Records for this task:
━━━━

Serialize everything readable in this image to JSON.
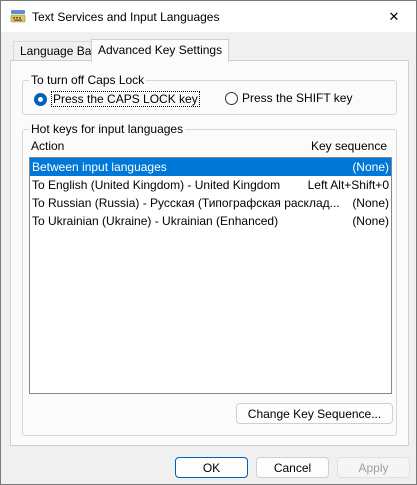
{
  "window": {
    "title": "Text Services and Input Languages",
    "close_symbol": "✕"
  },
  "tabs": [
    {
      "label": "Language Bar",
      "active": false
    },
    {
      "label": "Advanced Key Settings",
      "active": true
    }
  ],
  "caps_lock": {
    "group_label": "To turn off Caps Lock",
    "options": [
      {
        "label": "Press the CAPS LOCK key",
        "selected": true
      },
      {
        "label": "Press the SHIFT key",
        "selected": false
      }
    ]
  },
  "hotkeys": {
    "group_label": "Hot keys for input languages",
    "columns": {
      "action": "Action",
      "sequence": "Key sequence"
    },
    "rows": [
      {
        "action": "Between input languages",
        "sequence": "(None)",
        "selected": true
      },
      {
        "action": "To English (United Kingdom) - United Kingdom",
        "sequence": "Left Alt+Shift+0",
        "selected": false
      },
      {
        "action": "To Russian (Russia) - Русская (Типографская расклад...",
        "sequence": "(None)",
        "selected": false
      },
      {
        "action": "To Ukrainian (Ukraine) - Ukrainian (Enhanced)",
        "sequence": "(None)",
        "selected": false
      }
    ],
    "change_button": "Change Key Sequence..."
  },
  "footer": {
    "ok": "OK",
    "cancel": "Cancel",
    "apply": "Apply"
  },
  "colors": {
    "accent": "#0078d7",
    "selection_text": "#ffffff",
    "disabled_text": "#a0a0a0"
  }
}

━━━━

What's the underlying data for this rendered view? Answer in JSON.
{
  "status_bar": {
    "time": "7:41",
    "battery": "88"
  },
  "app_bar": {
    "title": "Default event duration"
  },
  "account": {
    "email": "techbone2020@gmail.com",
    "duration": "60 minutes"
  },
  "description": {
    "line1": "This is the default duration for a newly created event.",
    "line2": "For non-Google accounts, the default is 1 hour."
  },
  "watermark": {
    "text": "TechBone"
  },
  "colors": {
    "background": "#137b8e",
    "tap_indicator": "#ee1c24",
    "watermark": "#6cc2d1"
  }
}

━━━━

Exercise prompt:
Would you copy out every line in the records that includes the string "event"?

Result of this exercise:
    "title": "Default event duration"
    "line1": "This is the default duration for a newly created event.",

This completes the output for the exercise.